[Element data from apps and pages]
== Segment start ==

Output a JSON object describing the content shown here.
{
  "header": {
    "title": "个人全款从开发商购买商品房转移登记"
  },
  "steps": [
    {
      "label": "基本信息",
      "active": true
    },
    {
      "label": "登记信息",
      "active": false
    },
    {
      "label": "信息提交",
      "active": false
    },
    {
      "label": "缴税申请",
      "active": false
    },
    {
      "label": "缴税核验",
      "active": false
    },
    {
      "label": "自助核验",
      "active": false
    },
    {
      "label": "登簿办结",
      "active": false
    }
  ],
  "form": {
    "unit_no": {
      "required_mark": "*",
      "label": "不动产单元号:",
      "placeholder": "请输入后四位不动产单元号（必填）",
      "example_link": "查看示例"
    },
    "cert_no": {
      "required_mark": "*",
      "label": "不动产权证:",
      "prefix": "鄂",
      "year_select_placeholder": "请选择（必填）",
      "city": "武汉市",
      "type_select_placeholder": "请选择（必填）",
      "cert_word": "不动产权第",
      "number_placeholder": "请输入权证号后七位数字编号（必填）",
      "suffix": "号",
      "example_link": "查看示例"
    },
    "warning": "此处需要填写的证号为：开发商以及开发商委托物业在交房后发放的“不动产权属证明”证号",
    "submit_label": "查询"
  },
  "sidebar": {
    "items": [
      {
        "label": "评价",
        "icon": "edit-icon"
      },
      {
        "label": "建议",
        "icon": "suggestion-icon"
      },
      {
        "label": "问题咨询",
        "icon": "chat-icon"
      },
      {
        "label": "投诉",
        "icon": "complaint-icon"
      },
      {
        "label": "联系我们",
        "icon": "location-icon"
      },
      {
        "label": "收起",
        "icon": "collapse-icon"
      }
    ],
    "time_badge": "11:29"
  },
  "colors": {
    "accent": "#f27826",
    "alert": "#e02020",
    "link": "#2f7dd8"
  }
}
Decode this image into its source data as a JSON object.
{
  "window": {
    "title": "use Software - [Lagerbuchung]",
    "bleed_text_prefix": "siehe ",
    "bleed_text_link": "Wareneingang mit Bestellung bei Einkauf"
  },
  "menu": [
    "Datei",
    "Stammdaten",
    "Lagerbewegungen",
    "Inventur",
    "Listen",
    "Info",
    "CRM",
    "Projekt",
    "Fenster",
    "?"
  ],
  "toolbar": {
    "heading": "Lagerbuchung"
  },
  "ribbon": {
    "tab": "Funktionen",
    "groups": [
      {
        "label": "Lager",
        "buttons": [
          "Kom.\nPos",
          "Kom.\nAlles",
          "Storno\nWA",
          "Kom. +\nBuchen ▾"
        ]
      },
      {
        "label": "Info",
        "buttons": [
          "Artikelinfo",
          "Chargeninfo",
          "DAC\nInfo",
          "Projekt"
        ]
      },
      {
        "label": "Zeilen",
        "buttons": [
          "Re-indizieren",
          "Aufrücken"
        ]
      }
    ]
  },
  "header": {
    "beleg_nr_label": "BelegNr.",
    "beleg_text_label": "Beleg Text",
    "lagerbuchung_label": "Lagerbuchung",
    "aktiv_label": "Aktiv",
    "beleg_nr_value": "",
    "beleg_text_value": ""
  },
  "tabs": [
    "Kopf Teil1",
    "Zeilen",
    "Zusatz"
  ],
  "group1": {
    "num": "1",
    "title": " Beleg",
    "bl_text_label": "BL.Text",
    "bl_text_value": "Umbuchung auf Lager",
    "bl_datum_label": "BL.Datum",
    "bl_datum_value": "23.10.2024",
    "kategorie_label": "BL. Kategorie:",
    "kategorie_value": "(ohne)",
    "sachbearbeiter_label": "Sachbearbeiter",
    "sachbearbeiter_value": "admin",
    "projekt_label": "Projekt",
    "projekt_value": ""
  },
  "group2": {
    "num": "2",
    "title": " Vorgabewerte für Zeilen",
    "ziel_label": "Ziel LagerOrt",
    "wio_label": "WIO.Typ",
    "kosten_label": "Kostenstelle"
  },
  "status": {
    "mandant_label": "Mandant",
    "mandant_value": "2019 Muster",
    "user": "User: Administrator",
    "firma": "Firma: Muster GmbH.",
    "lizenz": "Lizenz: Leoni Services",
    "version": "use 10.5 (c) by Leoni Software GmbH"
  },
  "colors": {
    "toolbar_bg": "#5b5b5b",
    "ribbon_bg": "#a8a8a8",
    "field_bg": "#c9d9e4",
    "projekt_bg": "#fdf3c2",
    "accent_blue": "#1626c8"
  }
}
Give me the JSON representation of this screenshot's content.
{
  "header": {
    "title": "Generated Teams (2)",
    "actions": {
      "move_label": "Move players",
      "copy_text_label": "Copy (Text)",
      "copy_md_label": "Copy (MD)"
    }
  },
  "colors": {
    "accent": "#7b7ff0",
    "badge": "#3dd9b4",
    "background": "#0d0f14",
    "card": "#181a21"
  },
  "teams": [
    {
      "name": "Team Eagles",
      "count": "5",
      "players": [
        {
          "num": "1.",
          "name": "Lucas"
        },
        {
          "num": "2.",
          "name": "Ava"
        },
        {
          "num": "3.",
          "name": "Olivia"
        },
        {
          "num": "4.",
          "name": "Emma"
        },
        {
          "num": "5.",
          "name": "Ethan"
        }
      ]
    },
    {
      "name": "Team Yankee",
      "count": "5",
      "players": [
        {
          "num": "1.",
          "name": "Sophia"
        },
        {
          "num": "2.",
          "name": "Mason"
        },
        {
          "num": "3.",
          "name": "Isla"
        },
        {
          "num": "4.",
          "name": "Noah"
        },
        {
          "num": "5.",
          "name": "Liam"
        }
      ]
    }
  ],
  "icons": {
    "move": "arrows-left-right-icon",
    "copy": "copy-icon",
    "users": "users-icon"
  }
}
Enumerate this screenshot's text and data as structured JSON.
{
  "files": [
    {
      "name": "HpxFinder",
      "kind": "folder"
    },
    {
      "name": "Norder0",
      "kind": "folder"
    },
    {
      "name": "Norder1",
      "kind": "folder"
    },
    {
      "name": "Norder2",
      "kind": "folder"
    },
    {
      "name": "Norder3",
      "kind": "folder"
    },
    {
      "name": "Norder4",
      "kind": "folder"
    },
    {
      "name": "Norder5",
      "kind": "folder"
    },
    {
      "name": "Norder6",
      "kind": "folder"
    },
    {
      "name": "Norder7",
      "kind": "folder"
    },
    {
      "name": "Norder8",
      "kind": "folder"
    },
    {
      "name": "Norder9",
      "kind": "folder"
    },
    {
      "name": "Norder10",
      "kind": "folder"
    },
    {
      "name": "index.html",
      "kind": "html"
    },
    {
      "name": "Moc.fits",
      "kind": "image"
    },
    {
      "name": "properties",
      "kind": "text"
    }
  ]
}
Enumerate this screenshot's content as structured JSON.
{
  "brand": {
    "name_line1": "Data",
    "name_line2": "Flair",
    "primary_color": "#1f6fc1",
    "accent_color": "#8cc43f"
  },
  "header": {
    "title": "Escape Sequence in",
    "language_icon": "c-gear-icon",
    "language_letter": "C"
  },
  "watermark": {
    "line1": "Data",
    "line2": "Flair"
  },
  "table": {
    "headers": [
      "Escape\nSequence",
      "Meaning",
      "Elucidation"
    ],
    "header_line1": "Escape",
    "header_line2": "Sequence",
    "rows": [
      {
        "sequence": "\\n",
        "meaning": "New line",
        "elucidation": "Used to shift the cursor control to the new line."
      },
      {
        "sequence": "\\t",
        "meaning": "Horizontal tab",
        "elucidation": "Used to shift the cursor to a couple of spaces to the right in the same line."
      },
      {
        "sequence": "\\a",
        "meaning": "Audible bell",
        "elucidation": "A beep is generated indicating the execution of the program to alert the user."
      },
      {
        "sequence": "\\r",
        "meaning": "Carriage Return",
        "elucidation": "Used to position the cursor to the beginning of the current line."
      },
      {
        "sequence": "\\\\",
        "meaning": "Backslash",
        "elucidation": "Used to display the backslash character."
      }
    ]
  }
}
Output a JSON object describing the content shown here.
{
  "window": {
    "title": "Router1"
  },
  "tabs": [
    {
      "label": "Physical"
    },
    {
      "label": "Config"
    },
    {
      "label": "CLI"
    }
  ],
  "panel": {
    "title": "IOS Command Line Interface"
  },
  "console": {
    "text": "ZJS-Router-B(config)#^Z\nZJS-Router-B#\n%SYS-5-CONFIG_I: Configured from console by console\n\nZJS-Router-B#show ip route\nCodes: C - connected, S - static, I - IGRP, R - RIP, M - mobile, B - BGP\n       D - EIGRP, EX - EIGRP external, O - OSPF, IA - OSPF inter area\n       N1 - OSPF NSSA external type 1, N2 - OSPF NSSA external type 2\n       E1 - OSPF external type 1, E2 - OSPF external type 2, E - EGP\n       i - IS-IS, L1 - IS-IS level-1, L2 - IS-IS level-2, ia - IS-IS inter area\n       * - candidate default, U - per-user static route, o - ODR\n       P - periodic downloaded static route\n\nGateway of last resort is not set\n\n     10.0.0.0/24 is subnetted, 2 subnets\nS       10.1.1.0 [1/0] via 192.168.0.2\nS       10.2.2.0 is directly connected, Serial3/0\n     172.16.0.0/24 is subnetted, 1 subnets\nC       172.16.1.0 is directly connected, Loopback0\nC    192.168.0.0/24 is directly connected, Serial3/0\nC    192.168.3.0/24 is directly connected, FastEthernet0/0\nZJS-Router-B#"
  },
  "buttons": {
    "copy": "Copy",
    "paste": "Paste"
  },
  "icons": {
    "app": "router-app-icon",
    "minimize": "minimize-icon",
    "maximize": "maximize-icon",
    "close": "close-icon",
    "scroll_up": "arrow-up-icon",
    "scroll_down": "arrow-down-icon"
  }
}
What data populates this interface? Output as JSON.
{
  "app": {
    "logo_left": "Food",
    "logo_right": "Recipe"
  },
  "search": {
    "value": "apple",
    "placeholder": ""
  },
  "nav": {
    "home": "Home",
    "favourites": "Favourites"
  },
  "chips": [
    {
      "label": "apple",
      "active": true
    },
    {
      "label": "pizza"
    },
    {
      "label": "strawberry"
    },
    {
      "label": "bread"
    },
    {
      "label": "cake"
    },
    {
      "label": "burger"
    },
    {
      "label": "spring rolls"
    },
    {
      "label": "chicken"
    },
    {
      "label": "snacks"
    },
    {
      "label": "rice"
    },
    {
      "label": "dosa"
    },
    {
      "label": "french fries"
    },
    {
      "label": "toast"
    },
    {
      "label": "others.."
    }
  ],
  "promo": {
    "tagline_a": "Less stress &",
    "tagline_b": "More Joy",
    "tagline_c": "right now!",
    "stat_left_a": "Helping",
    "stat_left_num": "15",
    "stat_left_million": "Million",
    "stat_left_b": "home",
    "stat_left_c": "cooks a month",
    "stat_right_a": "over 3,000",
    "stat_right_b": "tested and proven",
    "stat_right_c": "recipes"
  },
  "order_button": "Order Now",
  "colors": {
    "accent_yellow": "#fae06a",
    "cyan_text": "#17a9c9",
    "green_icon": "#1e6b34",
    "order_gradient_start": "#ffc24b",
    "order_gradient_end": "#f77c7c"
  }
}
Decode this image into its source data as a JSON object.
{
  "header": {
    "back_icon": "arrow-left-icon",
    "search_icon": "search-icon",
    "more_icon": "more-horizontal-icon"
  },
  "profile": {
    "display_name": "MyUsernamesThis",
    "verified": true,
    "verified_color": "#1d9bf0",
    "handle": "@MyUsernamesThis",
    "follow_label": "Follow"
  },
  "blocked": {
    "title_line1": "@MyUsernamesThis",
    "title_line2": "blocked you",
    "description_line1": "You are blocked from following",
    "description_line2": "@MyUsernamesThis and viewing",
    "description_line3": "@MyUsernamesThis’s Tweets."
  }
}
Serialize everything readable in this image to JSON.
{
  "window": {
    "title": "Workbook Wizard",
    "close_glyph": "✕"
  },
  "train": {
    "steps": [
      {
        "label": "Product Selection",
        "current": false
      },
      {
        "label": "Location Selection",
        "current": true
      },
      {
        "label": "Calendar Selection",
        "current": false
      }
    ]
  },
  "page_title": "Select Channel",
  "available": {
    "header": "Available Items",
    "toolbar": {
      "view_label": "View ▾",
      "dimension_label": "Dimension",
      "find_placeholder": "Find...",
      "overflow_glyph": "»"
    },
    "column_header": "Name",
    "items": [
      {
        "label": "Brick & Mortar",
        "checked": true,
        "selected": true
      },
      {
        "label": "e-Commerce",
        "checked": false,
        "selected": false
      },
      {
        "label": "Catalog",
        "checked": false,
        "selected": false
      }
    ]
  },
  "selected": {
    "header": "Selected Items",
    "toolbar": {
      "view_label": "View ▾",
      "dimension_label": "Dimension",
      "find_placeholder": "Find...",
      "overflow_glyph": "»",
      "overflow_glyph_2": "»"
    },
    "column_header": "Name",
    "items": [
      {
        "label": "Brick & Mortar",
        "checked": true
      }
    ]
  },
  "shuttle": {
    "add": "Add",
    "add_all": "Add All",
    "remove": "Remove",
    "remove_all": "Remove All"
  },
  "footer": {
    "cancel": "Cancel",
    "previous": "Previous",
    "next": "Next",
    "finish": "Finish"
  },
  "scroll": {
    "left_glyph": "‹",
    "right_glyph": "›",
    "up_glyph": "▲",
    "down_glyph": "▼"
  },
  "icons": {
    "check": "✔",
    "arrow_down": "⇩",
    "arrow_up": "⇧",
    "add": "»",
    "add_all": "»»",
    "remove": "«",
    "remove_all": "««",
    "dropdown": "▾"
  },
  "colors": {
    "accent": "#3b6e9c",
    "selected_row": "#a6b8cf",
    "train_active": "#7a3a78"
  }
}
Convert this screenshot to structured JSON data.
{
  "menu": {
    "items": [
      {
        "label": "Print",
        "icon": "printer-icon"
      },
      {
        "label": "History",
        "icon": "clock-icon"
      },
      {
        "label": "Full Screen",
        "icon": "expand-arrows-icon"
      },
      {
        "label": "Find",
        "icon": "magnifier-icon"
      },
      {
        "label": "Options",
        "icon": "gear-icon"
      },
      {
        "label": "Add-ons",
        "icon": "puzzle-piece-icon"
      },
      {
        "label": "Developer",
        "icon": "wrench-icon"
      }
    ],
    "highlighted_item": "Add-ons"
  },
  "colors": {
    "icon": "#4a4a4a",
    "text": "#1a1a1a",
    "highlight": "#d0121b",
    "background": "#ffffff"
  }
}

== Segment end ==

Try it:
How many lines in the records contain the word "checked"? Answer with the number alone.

Your solution:
4